How do you store passwords? Web Browsers are not Password Managers
Updated: Apr 15
The good book says to give to Caesar what is Caesar’s, and to God what is God’s. Same rule applies with tech tools. When you use a tool for what it isn’t primarily intended for, you will definitely get results you never bargained for. And MOSTLY not in a good way. That is what happens when you use a web browser to save passwords, instead of surfing the internet.
Asking your browser to remember and save your login information is very convenient, but far from secure. This is because all a malicious actor needs to glean all that precious information is access to your PC. Passwords saved within a browser are NOT encrypted, they are saved in plain text. The image below is a screenshot of a password saved within a Firefox browser. Notice how the presumably safe information is all displayed unceremoniously?
To get to this page on your Firefox browser;
Click on the Menu Icon in the top-right corner of your web browser. It is depicted here as 3 horizontal dashes stacked.
Once it opens up, you’ll see the heading – Logins & Passwords.
Clicking on the ‘eye’ next to the password reveals all the juicy details, in plain-text no less.
You can seek out passwords stored in other browsers (Google Chrome, Safari, Opera) in a similar fashion, albeit with slightly differing procedures. But the point has been made. Ask your browser to help you remember your login details at your own risk!

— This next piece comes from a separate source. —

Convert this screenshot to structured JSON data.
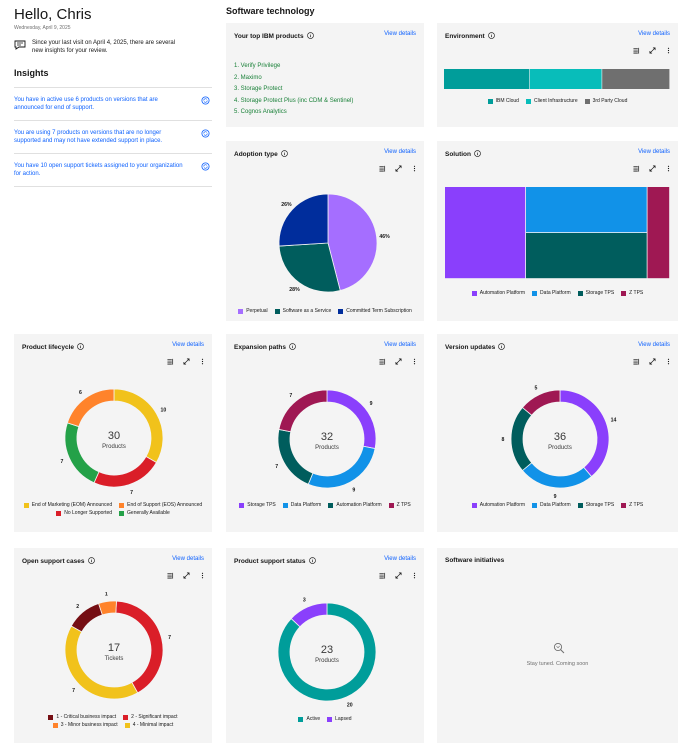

So what then is the better option? Password Managers. Download and use a password manager; on your phone, on your tablet, on your PC. There are several that offer premium quality services for no fee at all. You would want to check out LastPass, 1Password, and NordPass. All three have really good free services, with the option to pay for more features. Password Managers do not only provide vaults for storing passwords, they can also be used to generate really strong passwords at will. And the icing on the cake? You don’t have to remember a single one of them! All you need to memorize is ONE Master Password for your vault, and your password manager takes care of everything else.
Amazing, right? We absolutely agree.
All we are saying is, saving your passwords in your browser is super easy and convenient, no doubt. But what about the security of your data? We are now all too aware how playfully easy it is to retrieve browser-saved login credentials. Do you still want to risk your security for convenience?